» AVAILABLE RECORDS:
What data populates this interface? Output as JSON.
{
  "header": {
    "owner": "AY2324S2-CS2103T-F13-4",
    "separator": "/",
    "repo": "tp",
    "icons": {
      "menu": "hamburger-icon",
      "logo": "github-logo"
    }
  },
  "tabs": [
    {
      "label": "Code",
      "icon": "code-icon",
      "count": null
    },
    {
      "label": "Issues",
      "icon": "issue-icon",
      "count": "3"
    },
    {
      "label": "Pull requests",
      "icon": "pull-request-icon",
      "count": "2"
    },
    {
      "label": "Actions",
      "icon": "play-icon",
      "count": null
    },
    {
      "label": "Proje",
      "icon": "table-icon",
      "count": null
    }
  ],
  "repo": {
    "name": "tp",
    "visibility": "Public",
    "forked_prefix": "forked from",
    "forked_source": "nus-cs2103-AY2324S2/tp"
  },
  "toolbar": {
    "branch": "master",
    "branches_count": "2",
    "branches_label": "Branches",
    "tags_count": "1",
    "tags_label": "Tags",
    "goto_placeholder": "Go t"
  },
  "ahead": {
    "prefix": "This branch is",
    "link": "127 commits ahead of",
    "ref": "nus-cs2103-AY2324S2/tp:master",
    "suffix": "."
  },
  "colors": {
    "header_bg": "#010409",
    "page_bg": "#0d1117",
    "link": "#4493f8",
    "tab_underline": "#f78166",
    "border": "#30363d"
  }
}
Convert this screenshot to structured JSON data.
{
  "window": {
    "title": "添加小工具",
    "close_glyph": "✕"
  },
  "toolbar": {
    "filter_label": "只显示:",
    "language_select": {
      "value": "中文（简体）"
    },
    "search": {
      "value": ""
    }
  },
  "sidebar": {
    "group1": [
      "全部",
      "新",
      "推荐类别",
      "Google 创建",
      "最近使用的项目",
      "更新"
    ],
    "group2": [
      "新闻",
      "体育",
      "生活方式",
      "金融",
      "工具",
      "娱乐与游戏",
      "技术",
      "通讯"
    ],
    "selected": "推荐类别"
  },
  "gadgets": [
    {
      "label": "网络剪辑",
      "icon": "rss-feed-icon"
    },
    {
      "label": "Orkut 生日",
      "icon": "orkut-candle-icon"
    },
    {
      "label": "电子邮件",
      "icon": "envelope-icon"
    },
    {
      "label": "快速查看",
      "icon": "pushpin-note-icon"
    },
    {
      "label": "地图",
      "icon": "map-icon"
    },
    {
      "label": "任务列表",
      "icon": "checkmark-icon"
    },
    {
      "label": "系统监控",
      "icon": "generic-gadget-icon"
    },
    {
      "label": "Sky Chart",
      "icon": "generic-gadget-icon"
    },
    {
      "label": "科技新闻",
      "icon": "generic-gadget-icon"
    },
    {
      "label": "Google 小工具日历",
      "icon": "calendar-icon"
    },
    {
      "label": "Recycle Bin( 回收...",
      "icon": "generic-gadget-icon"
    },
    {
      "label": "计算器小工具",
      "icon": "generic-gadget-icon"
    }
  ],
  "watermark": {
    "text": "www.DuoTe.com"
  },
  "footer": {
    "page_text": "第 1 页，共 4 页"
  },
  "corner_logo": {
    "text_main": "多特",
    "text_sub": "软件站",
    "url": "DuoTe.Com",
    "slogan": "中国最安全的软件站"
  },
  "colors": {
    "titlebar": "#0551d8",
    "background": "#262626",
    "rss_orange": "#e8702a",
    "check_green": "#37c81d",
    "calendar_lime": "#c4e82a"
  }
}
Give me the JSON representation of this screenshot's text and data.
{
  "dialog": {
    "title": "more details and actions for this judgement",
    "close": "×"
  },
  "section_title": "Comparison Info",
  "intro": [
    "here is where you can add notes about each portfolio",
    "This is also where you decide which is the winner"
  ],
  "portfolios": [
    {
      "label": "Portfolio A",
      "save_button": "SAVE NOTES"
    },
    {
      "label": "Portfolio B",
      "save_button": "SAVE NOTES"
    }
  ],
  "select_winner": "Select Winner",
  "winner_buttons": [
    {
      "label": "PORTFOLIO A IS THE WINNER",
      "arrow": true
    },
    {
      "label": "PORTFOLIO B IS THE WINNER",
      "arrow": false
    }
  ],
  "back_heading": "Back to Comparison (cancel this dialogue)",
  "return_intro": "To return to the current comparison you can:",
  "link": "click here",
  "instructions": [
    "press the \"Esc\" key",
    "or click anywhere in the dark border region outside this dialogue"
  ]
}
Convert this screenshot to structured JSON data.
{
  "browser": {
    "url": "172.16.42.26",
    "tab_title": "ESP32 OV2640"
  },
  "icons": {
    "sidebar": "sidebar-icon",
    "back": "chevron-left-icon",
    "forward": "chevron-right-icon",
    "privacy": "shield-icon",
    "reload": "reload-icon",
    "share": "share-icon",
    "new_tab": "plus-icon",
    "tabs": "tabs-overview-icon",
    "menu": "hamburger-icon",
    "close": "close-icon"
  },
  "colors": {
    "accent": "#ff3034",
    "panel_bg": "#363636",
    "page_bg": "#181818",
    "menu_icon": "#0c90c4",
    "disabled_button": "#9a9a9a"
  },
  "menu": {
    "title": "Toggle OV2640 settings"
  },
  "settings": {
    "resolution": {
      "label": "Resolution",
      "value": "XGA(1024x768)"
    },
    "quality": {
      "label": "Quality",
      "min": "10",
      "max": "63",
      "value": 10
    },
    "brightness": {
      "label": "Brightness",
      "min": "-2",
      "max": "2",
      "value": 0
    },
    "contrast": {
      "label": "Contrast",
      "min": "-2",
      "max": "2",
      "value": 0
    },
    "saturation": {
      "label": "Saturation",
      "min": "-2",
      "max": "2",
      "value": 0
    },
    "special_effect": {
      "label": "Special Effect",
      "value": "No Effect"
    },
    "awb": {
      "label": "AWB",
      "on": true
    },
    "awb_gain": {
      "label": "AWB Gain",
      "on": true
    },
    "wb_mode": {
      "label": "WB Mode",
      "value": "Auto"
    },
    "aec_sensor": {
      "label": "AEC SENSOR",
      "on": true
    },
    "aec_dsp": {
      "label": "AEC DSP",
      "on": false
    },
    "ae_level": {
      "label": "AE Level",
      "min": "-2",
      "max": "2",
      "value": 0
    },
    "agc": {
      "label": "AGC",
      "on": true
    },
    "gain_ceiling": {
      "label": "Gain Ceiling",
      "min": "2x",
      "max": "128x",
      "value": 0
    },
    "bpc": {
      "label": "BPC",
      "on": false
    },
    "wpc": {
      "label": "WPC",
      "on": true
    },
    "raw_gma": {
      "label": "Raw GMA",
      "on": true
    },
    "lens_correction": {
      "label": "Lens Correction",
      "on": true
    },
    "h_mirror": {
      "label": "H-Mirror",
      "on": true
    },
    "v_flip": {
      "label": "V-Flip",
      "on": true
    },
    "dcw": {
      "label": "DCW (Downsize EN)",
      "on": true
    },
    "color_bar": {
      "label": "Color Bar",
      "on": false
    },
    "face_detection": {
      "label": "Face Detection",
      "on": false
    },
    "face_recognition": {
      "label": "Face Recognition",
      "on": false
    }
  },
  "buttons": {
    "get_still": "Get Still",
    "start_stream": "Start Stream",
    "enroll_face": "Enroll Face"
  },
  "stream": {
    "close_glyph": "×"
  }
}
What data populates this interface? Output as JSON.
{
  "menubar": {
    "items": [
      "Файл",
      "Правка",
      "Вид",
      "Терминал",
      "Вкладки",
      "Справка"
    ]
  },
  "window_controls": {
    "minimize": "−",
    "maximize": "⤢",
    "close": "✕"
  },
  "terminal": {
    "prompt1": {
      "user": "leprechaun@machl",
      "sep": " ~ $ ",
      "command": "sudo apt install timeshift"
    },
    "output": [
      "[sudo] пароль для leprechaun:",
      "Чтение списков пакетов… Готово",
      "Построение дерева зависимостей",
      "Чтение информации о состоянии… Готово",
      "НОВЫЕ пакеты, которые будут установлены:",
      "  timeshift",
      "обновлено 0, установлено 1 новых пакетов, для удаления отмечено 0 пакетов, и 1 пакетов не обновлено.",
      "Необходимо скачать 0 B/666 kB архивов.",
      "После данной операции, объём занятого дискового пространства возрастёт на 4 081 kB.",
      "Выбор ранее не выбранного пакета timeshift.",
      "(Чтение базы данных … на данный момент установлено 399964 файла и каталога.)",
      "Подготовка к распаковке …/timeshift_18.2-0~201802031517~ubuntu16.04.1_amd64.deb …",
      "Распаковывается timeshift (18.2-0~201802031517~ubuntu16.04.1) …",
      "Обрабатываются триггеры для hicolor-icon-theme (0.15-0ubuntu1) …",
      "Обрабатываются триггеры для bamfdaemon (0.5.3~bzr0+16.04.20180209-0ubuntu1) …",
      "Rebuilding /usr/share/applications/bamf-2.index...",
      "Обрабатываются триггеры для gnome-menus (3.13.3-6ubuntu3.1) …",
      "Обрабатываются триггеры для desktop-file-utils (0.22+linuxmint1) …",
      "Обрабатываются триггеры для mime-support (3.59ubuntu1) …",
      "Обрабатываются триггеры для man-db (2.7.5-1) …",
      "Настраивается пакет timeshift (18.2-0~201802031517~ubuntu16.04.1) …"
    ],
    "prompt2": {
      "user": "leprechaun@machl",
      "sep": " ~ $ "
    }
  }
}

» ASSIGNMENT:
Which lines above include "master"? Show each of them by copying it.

» OUTPUT FOR THIS TASK:
    "branch": "master",
    "ref": "nus-cs2103-AY2324S2/tp:master",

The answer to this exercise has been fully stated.